EXERCISE OBJECTIVE >> Omitting every picture, copy the lines from the one that contains "Output a JSON" through the last line of the records below, exactly and with nothing added.

----- RECORD EXTRACTS

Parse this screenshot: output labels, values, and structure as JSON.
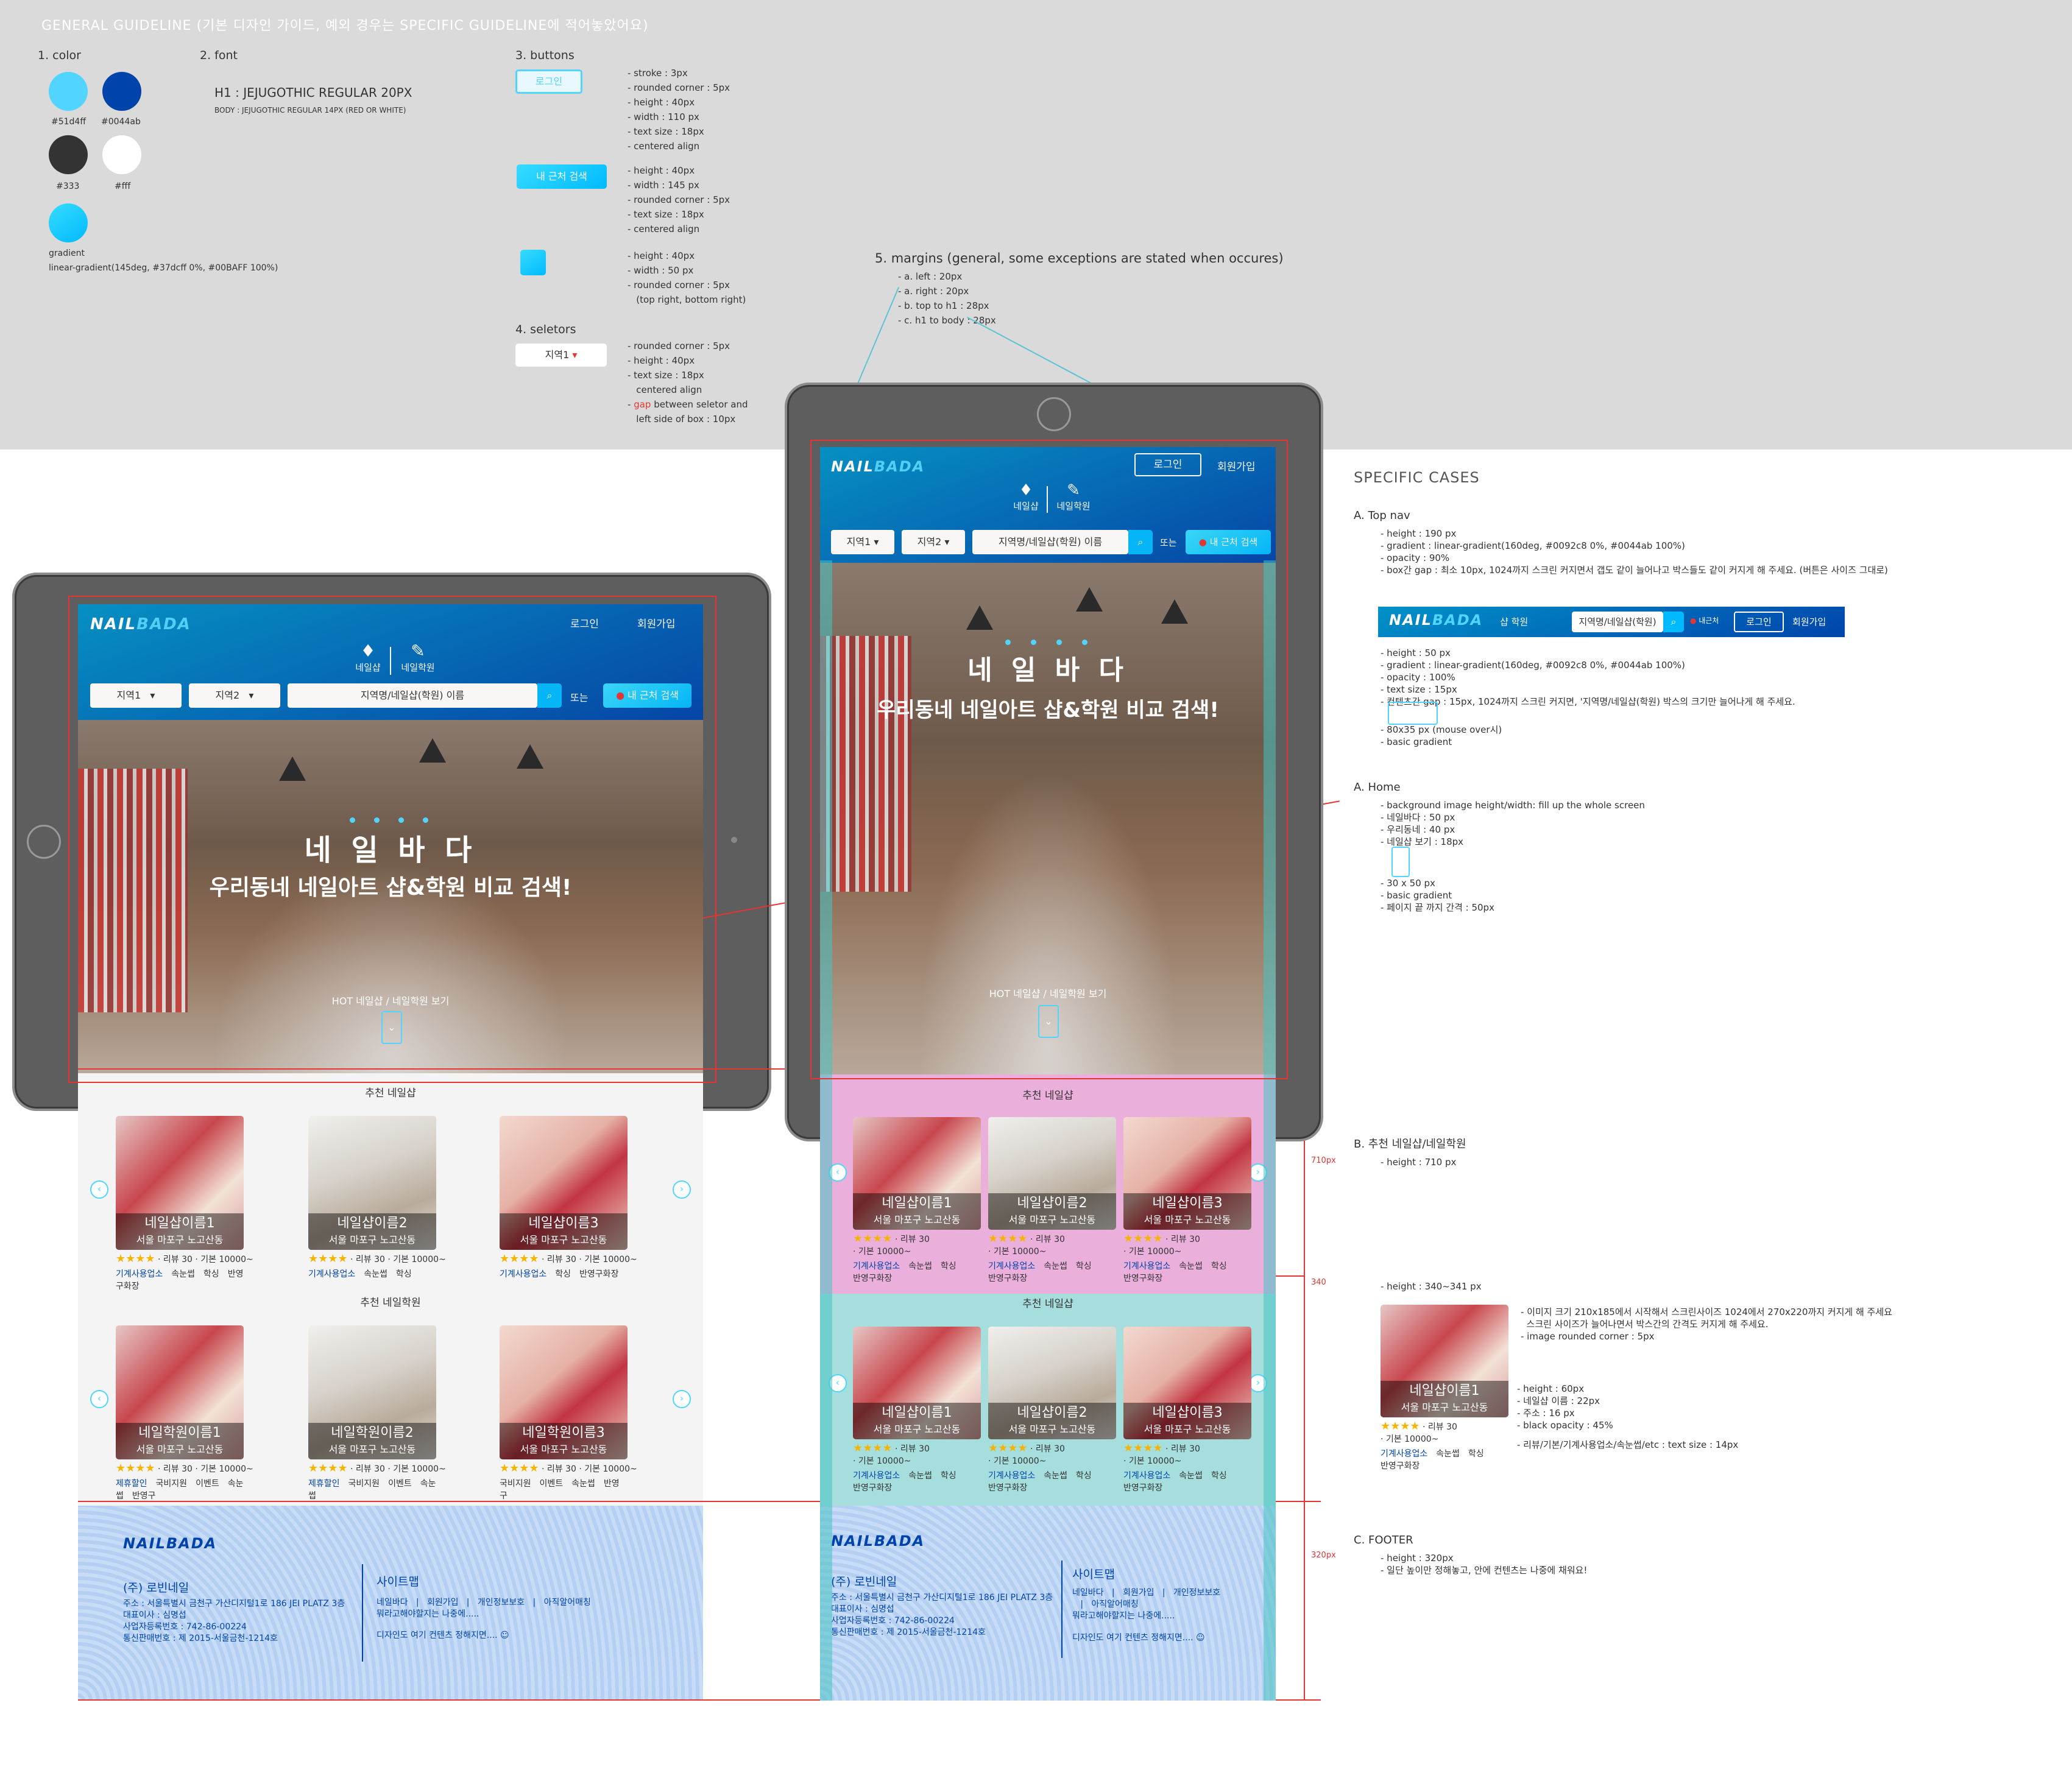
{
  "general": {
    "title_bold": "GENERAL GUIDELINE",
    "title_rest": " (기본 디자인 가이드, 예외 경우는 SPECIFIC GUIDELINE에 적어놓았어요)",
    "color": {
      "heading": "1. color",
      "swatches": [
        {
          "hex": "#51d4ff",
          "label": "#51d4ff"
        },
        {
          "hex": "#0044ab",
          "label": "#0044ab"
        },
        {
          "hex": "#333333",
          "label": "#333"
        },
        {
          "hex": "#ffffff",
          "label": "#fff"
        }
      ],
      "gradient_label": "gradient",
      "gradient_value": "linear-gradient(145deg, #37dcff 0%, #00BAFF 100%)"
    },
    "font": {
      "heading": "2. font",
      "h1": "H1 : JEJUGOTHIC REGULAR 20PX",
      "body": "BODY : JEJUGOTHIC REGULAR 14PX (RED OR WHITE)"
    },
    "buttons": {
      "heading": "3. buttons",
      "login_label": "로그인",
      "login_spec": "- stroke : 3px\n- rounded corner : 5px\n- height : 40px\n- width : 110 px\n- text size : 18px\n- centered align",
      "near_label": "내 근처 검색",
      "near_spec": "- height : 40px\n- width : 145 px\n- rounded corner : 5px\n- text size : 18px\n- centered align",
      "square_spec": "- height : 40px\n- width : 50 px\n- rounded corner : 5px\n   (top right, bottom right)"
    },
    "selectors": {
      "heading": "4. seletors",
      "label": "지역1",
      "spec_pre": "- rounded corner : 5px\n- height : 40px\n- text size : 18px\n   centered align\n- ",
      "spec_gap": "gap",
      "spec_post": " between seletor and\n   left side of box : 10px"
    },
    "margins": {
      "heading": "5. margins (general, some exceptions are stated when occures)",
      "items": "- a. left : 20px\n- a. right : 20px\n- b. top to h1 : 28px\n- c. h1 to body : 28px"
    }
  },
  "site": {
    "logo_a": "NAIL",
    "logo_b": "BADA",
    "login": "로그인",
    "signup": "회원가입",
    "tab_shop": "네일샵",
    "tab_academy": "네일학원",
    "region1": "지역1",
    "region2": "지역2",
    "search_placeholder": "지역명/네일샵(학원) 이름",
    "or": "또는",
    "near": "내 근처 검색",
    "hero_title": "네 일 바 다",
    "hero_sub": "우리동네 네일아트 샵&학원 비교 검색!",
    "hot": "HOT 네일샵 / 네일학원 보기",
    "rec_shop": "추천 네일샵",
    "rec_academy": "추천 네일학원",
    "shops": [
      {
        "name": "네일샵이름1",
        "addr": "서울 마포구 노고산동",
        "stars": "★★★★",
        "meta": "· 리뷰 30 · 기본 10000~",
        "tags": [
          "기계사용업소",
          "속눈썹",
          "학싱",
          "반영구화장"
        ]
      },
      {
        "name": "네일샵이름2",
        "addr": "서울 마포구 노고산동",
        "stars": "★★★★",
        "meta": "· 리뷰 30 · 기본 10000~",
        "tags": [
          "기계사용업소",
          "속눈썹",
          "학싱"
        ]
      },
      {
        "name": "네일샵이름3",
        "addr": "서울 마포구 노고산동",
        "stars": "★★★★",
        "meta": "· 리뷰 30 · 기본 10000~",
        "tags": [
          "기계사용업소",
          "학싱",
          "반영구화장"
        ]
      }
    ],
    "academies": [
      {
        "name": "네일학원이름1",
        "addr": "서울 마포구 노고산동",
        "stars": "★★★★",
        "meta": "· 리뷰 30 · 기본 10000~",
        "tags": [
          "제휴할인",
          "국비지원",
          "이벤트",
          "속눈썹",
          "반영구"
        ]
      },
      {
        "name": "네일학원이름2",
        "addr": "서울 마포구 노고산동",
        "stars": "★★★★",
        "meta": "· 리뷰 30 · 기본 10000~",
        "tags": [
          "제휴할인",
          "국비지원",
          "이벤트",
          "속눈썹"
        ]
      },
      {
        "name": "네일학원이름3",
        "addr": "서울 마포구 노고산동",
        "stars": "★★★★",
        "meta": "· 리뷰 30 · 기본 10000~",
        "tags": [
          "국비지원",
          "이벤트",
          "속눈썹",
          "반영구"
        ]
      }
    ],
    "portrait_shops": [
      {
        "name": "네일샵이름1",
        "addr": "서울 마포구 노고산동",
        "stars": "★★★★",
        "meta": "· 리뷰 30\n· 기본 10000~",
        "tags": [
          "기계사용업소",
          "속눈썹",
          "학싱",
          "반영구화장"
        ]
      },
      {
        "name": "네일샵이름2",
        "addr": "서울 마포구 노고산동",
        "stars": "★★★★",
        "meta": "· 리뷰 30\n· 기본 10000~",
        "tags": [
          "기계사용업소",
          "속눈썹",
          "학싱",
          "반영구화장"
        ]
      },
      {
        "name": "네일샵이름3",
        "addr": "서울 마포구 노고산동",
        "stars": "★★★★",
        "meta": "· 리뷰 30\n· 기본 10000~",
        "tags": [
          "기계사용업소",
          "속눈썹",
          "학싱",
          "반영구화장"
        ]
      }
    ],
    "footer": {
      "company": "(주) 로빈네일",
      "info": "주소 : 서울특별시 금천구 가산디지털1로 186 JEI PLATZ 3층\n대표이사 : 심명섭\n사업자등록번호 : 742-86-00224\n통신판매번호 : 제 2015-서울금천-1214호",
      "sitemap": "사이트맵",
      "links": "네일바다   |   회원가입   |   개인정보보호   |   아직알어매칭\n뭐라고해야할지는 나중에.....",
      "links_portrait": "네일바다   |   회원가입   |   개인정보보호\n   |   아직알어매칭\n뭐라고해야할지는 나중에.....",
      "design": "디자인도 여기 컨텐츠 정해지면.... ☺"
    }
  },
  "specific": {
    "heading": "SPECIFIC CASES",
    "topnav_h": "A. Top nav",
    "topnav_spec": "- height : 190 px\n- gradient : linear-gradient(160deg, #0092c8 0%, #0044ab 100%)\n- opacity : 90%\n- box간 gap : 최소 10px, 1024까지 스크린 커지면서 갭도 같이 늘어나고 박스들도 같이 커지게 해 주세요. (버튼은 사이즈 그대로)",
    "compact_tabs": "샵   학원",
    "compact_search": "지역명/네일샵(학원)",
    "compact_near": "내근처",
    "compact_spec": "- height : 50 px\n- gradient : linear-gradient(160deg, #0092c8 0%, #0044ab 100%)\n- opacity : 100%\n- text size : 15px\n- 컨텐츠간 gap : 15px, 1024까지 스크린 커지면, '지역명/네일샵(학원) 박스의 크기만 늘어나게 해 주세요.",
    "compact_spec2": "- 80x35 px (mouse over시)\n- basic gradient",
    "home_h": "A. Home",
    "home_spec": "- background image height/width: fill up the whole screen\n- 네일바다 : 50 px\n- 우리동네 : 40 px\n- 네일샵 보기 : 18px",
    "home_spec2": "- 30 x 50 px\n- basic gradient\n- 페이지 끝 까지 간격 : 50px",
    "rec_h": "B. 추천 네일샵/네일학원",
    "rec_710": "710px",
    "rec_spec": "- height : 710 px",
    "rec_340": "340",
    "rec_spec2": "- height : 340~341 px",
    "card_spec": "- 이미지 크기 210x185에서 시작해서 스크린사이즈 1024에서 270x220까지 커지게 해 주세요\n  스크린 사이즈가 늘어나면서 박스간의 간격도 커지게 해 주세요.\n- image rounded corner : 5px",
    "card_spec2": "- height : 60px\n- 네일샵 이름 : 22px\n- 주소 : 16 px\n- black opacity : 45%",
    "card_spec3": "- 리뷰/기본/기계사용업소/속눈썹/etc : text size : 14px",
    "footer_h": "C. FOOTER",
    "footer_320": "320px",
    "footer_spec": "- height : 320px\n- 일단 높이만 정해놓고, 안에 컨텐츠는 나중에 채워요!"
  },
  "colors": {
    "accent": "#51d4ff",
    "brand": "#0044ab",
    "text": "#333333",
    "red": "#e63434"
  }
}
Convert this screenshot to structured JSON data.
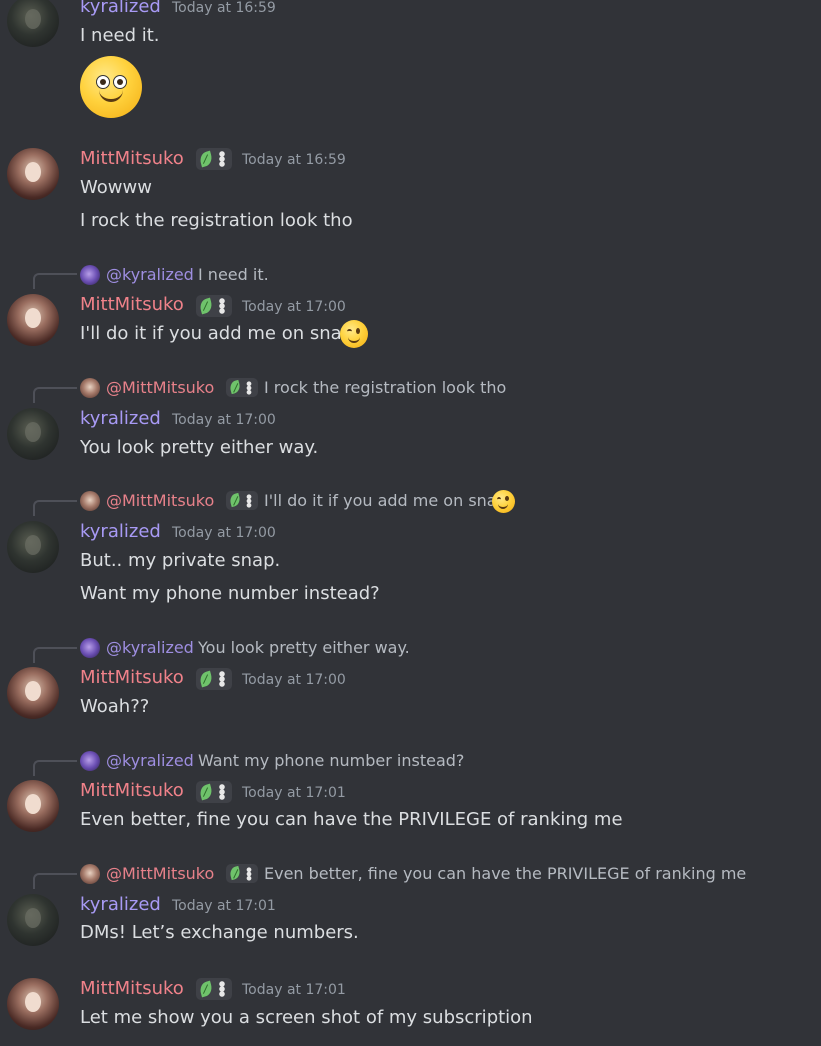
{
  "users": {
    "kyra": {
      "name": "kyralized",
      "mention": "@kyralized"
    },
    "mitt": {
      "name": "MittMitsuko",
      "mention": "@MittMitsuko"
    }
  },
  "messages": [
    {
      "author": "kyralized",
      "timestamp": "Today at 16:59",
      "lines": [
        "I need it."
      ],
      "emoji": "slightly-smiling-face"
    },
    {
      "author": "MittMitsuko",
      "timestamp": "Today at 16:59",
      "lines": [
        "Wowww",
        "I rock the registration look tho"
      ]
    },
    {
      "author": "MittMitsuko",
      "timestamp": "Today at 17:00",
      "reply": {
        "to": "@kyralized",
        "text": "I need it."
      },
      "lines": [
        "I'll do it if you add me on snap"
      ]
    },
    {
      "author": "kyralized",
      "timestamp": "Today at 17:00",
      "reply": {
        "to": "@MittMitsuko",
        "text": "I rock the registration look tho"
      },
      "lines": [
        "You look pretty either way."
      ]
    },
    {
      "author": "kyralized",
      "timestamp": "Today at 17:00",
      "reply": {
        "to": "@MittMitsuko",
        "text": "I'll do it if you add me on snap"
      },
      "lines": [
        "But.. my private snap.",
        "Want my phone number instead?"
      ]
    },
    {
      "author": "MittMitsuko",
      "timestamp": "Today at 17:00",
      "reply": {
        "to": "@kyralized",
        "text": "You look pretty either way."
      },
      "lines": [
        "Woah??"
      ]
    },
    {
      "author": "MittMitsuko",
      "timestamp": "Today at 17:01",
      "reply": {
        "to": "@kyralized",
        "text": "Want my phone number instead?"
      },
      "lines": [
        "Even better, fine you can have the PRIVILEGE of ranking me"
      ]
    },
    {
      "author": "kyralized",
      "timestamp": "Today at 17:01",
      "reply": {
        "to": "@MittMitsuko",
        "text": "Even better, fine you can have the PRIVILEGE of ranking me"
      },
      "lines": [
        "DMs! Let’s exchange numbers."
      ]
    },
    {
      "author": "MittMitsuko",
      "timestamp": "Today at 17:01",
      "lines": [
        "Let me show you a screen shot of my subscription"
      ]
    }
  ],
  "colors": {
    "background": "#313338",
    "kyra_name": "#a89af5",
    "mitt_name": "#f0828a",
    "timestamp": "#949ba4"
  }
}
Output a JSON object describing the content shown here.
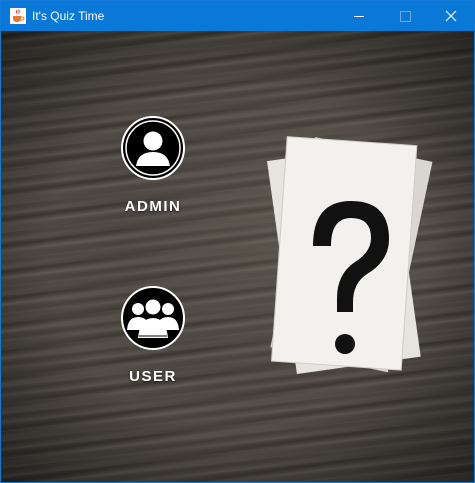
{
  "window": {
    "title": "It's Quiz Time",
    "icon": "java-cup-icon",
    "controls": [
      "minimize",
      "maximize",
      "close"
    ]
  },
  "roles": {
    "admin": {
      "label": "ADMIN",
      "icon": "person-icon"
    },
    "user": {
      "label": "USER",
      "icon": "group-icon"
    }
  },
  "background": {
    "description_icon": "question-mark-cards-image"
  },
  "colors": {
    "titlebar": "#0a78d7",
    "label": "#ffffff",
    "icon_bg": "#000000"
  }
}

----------

ANSWER TO THIS TASK >>
Output a JSON object describing the content shown here.
{
  "window": {
    "title": "It's Quiz Time",
    "icon": "java-cup-icon",
    "controls": [
      "minimize",
      "maximize",
      "close"
    ]
  },
  "roles": {
    "admin": {
      "label": "ADMIN",
      "icon": "person-icon"
    },
    "user": {
      "label": "USER",
      "icon": "group-icon"
    }
  },
  "background": {
    "description_icon": "question-mark-cards-image"
  },
  "colors": {
    "titlebar": "#0a78d7",
    "label": "#ffffff",
    "icon_bg": "#000000"
  }
}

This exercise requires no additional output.